Even the right to drive doesn’t make them safe
Under the Trump administration, anyone without papers is fair game for deportation if they show up on the radar of federal immigration authorities. Driving—even where it’s legal—makes that a more likely scenario.
In the liberal state of California, almost 80 percent of the workforce needs to drive to get to work. In 2015, the state passed a law allowing undocumented residents to apply for licenses.
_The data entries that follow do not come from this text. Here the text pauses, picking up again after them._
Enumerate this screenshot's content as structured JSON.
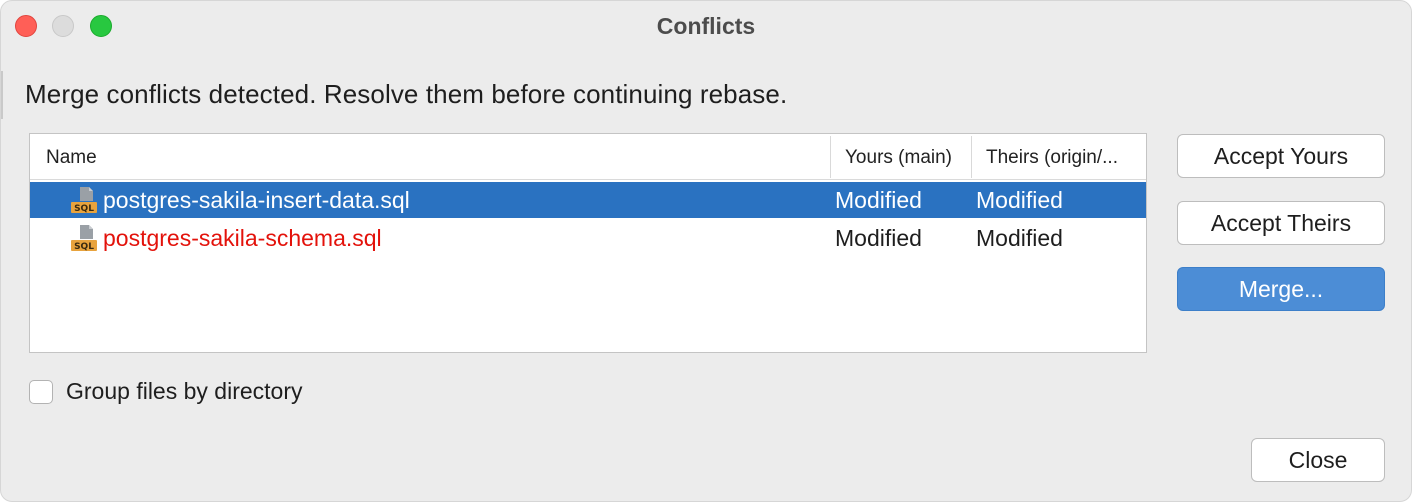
{
  "window": {
    "title": "Conflicts",
    "traffic_lights": {
      "close": "#ff5f57",
      "minimize": "#dcdcdc",
      "maximize": "#28c840"
    }
  },
  "message": "Merge conflicts detected. Resolve them before continuing rebase.",
  "table": {
    "columns": [
      "Name",
      "Yours (main)",
      "Theirs (origin/..."
    ],
    "rows": [
      {
        "icon": "sql-file-icon",
        "name": "postgres-sakila-insert-data.sql",
        "yours": "Modified",
        "theirs": "Modified",
        "selected": true
      },
      {
        "icon": "sql-file-icon",
        "name": "postgres-sakila-schema.sql",
        "yours": "Modified",
        "theirs": "Modified",
        "selected": false
      }
    ],
    "selection_color": "#2a72c1",
    "conflict_text_color": "#e3120b"
  },
  "buttons": {
    "accept_yours": "Accept Yours",
    "accept_theirs": "Accept Theirs",
    "merge": "Merge...",
    "close": "Close"
  },
  "group_by_directory": {
    "label": "Group files by directory",
    "checked": false
  }
}
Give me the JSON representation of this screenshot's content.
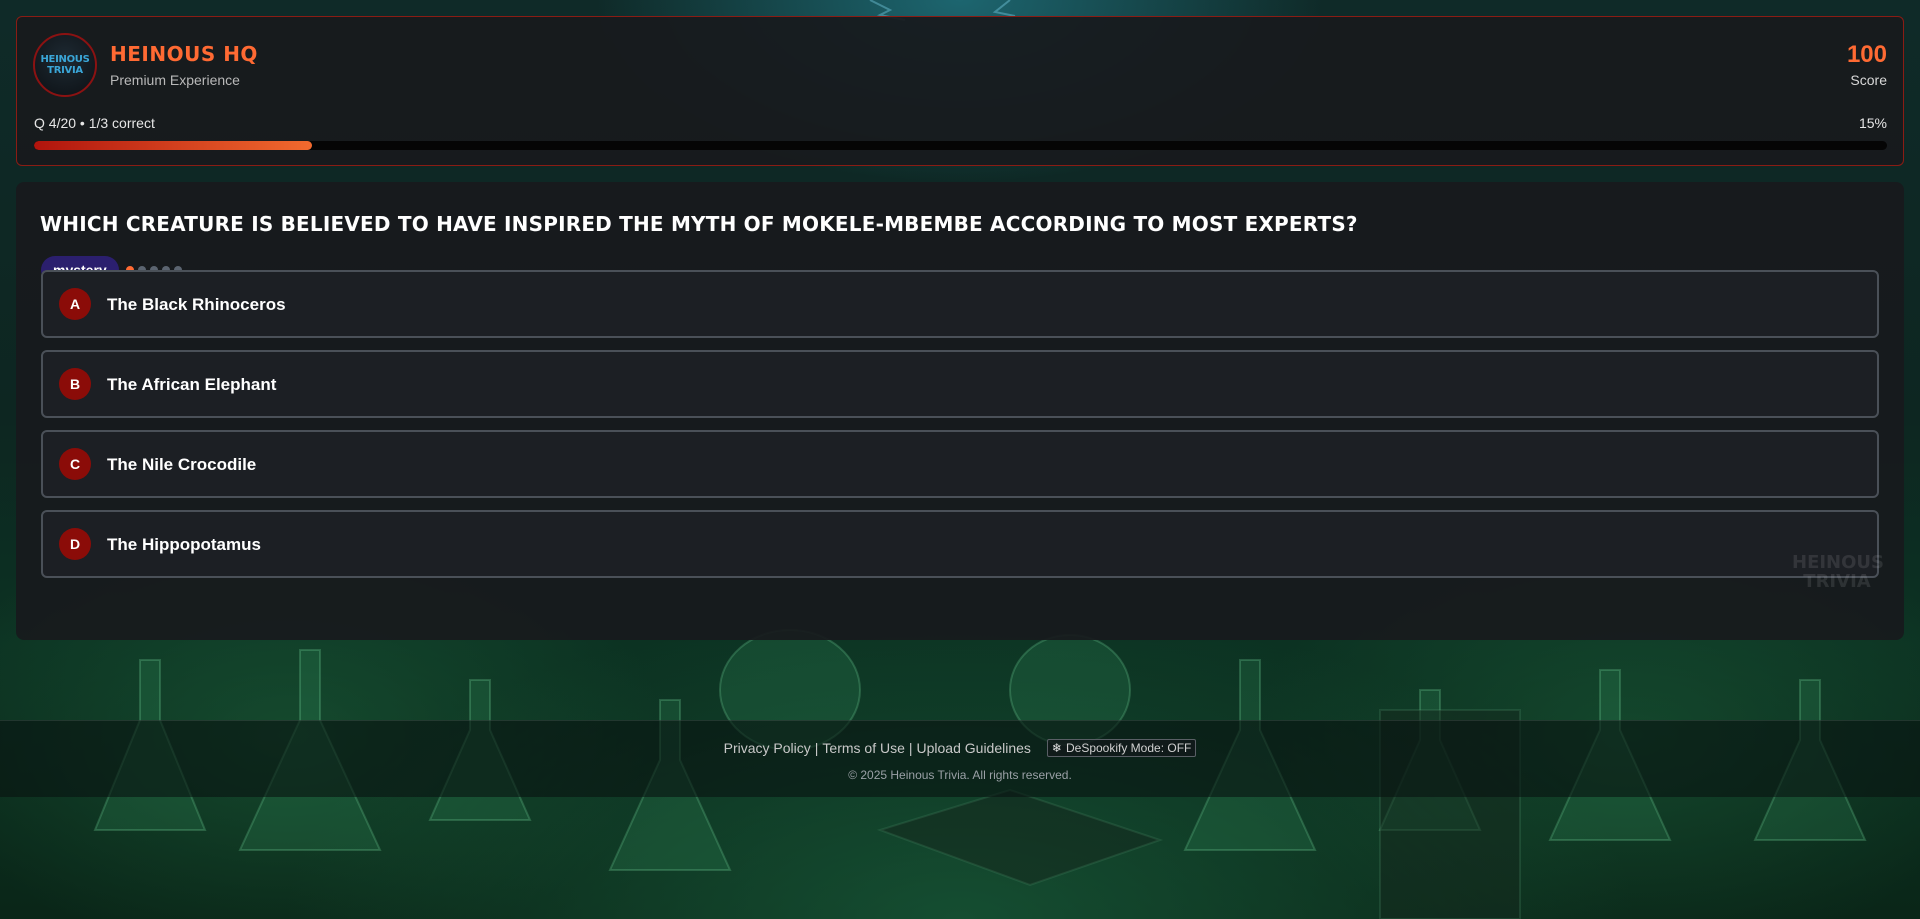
{
  "header": {
    "logo_lines": [
      "HEINOUS",
      "TRIVIA"
    ],
    "title": "HEINOUS HQ",
    "subtitle": "Premium Experience",
    "score_value": "100",
    "score_label": "Score",
    "progress_text": "Q 4/20 • 1/3 correct",
    "progress_percent_label": "15%",
    "progress_fraction": 0.15
  },
  "question": {
    "text": "WHICH CREATURE IS BELIEVED TO HAVE INSPIRED THE MYTH OF MOKELE-MBEMBE ACCORDING TO MOST EXPERTS?",
    "category": "mystery",
    "difficulty_level": 1,
    "difficulty_max": 5,
    "answers": [
      {
        "letter": "A",
        "text": "The Black Rhinoceros"
      },
      {
        "letter": "B",
        "text": "The African Elephant"
      },
      {
        "letter": "C",
        "text": "The Nile Crocodile"
      },
      {
        "letter": "D",
        "text": "The Hippopotamus"
      }
    ],
    "watermark_lines": [
      "HEINOUS",
      "TRIVIA"
    ]
  },
  "footer": {
    "links": [
      "Privacy Policy",
      "Terms of Use",
      "Upload Guidelines"
    ],
    "despookify_label": "DeSpookify Mode: OFF",
    "copyright": "© 2025 Heinous Trivia. All rights reserved."
  },
  "colors": {
    "accent": "#ff6a33",
    "answer_letter_bg": "#8b0c08",
    "category_bg": "#2b1f6e",
    "header_border": "#8a1c14"
  }
}
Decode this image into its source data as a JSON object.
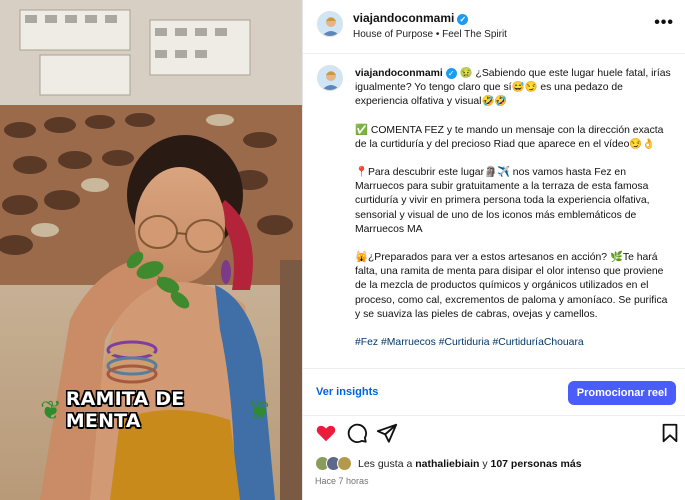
{
  "media": {
    "overlay_text": "RAMITA DE MENTA",
    "overlay_decoration": "mint-leaves"
  },
  "header": {
    "username": "viajandoconmami",
    "subtitle": "House of Purpose • Feel The Spirit",
    "more_icon": "more-dots-icon"
  },
  "caption": {
    "username": "viajandoconmami",
    "p1": "🤢 ¿Sabiendo que este lugar huele fatal, irías igualmente? Yo tengo claro que sí😅😏 es una pedazo de experiencia olfativa y visual🤣🤣",
    "p2": "✅ COMENTA FEZ y te mando un mensaje con la dirección exacta de la curtiduría y del precioso Riad que aparece en el vídeo😏👌",
    "p3": "📍Para descubrir este lugar🗿✈️ nos vamos hasta Fez en Marruecos para subir gratuitamente a la terraza de esta famosa curtiduría y vivir en primera persona toda la experiencia olfativa, sensorial y visual de uno de los iconos más emblemáticos de Marruecos MA",
    "p4": "🙀¿Preparados para ver a estos artesanos en acción? 🌿Te hará falta, una ramita de menta para disipar el olor intenso que proviene de la mezcla de productos químicos y orgánicos utilizados en el proceso, como cal, excrementos de paloma y amoníaco. Se purifica y se suaviza las pieles de  cabras, ovejas y camellos.",
    "hashtags": "#Fez #Marruecos #Curtiduria #CurtiduríaChouara"
  },
  "actions": {
    "insights_label": "Ver insights",
    "promote_label": "Promocionar reel",
    "icons": [
      "heart-icon",
      "comment-icon",
      "share-icon",
      "save-bookmark-icon"
    ],
    "heart_color": "#ed1c3c"
  },
  "likes": {
    "prefix": "Les gusta a ",
    "user": "nathaliebiain",
    "middle": " y ",
    "count": "107 personas más"
  },
  "time": "Hace 7 horas",
  "colors": {
    "accent": "#4a5df9",
    "link": "#0064e0",
    "hashtag": "#00376b",
    "verified": "#1d9bf0"
  }
}
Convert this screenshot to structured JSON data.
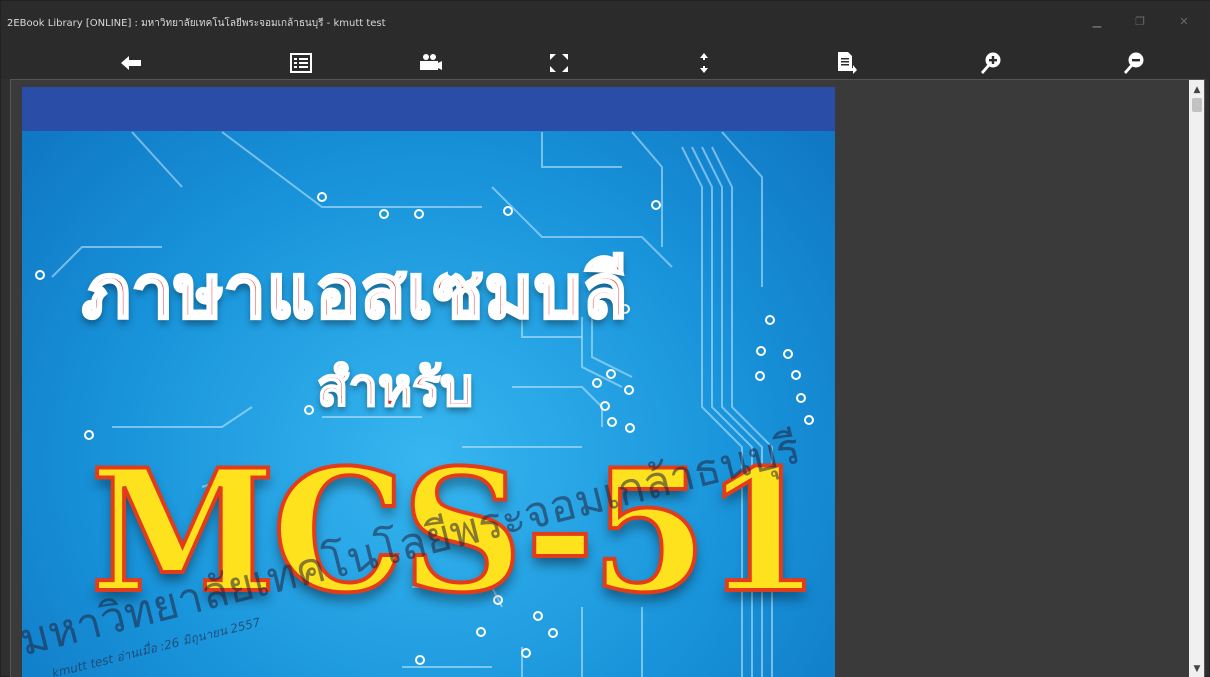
{
  "window": {
    "title": "2EBook Library [ONLINE] : มหาวิทยาลัยเทคโนโลยีพระจอมเกล้าธนบุรี  - kmutt test",
    "controls": [
      "minimize-icon",
      "maximize-icon",
      "close-icon"
    ]
  },
  "toolbar": {
    "buttons": [
      "back-arrow-icon",
      "table-of-contents-icon",
      "slideshow-camera-icon",
      "fullscreen-icon",
      "fit-height-icon",
      "export-page-icon",
      "zoom-in-icon",
      "zoom-out-icon"
    ]
  },
  "page": {
    "title_line1": "ภาษาแอสเซมบลี",
    "title_line2": "สำหรับ",
    "title_line3": "MCS-51",
    "watermark": "มหาวิทยาลัยเทคโนโลยีพระจอมเกล้าธนบุรี",
    "watermark_sub": "kmutt test อ่านเมื่อ :26 มิถุนายน 2557"
  },
  "colors": {
    "chrome": "#2b2b2b",
    "viewer_bg": "#3a3a3a",
    "cover_blue": "#1893da",
    "cover_band": "#2a4ea7",
    "title_red": "#e4222a",
    "mcs_yellow": "#ffe21e"
  }
}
But a recent report released by the Lawyers’ Committee for Civil Rights of the San Francisco Bay Area highlights the racial disparities in traffic citations every step of the way. For one, Hispanic drivers are far more likely to be cited for traffic offenses. Fines associated with these offenses in California are among the highest in the country, and a traffic amnesty program helping low-income drivers pay them off recently ended. That means more and more people will be unable to pay them. Among them, it’s the people of color who are more likely to be arrested. Per the report:
In Bay Area counties, white drivers are approximately half as likely to be booked in County jail for driving after failing to pay a traffic violation, relative to the county census population average, whereas drivers in the Hispanic or Other racial categories are roughly four times as likely.
Once an undocumented person is booked into jail, their fingerprints are shared with the federal immigration authorities—and this is true in so-called “Sanctuary Cities.” Even if the police in these cities don’t hand them over, Immigration and Customs Enforcement (ICE) can easily track them down using other information the city agencies share with them. As my former colleague George Joseph wrote in NPR, even liberal cities, like L.A. and Seattle, readily give ICE access to specific police databases.
If that approach doesn’t work, ICE can also go straight to the state Department of Motor Vehicles (DMV). In May 2016, the National Immigration Law Center (NILC) released information obtained through the Freedom of Information Act that revealed “a complex network of relationships and systems of communication” between state DMVs and ICE. For one, ICE has access to the National Law Enforcement Telecommunications System (Nlets), which contains details about accidents and traffic violations. NILC explained why that matters:
If ICE is interested in particular individuals, it can use this information to locate them. In addition, in a decentralized manner, ICE Enforcement and Removal Operations (ERO) field offices are in regular contact through email and other forms of communication with state DMVs outside of the formal networks, to obtain information and photos in driver’s license and vehicle registration databases and to collaborate with the state agencies in immigration enforcement.
This recently played out in Vermont, another state where undocumented immigrants can drive. In 2015, Abdel Razaq Rababah, a Jordanian man who had applied for a license, was turned over to ICE. “The State of Vermont cannot hold out the promise of legal driving privileges on the one hand and the threat of immigration arrest on the other,” ACLU staff attorney Jay Diaz said in a statement at the time. The long tradition of ICE trolling DMV data has nevertheless continued after that case settled in 2016. And immigrant advocates are not at all optimistic that the Trump administration’s ICE will pull back from it in the future.
At the end of the day, opponents of illegal immigration may conclude that these measures are justified to weed out those whose offense is crossing the border illegally. But it’s useful to question whether the weight of that punishment—deportation—fits the offense for which these immigrants are being punished: driving in a country that’s built for cars.